Page and application data records
"""

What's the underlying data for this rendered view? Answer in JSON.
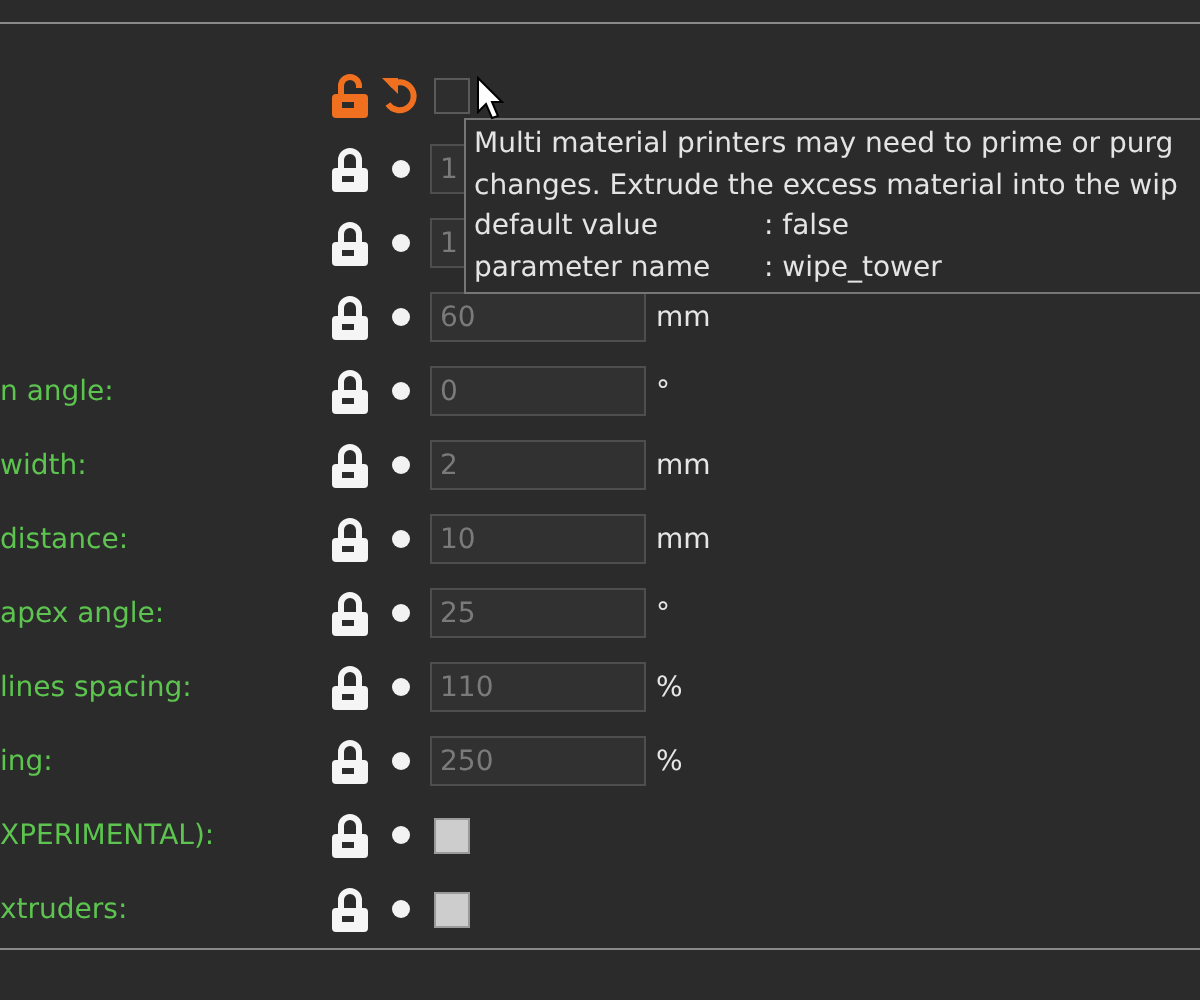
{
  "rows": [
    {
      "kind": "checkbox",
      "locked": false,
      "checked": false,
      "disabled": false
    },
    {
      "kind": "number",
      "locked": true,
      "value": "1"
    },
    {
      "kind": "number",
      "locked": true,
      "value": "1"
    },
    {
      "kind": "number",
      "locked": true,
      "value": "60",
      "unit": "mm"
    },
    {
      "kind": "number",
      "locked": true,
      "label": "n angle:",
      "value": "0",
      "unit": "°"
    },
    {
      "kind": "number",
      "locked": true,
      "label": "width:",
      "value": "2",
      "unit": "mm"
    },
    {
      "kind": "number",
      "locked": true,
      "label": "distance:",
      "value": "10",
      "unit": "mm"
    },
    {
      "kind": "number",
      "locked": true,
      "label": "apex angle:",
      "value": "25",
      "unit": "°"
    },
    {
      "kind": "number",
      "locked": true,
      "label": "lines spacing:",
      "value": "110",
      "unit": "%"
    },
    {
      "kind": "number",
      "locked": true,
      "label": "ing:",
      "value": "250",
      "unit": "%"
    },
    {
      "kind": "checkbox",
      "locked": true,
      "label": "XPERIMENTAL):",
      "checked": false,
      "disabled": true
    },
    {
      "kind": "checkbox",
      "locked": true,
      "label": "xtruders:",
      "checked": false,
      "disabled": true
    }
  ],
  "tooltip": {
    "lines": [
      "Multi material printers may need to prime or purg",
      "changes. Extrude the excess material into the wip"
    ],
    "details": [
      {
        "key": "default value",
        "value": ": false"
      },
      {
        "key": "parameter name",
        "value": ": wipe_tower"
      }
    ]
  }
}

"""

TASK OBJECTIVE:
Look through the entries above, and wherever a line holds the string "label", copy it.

RESULT BELOW:
      "label": "n angle:",
      "label": "width:",
      "label": "distance:",
      "label": "apex angle:",
      "label": "lines spacing:",
      "label": "ing:",
      "label": "XPERIMENTAL):",
      "label": "xtruders:",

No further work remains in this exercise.